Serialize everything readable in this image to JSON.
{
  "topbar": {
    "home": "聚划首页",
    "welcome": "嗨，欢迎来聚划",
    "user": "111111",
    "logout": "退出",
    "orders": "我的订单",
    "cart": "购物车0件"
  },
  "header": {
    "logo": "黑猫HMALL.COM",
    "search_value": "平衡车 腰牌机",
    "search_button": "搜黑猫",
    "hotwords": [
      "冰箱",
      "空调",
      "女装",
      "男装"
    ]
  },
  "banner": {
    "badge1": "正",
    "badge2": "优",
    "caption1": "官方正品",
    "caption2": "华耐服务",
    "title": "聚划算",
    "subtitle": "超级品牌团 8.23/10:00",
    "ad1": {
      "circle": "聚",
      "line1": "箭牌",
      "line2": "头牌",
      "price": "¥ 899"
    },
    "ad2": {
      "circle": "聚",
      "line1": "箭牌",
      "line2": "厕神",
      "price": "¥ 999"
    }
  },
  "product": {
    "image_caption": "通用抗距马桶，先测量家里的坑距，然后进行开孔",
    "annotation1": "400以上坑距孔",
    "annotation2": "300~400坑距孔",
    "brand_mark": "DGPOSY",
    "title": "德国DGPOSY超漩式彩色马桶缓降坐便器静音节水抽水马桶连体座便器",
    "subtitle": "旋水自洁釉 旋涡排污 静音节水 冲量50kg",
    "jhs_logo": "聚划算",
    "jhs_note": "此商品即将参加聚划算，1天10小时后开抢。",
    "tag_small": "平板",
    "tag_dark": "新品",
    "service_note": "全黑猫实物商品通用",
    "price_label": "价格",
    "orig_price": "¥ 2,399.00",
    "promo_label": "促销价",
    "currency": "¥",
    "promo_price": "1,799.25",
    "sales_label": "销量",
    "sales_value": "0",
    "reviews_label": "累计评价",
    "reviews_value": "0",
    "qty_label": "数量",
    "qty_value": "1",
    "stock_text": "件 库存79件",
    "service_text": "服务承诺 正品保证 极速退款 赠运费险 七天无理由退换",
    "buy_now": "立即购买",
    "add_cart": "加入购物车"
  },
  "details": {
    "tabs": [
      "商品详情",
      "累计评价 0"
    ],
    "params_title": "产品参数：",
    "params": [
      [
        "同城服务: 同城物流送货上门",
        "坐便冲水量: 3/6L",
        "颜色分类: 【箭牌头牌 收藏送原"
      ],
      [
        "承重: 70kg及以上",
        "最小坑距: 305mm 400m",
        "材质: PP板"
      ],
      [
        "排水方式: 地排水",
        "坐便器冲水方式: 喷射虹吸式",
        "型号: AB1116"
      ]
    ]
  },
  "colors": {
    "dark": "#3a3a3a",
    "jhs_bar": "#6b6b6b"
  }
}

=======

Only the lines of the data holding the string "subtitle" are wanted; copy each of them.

**TASK RESPONSE**:
    "subtitle": "超级品牌团 8.23/10:00",
    "subtitle": "旋水自洁釉 旋涡排污 静音节水 冲量50kg",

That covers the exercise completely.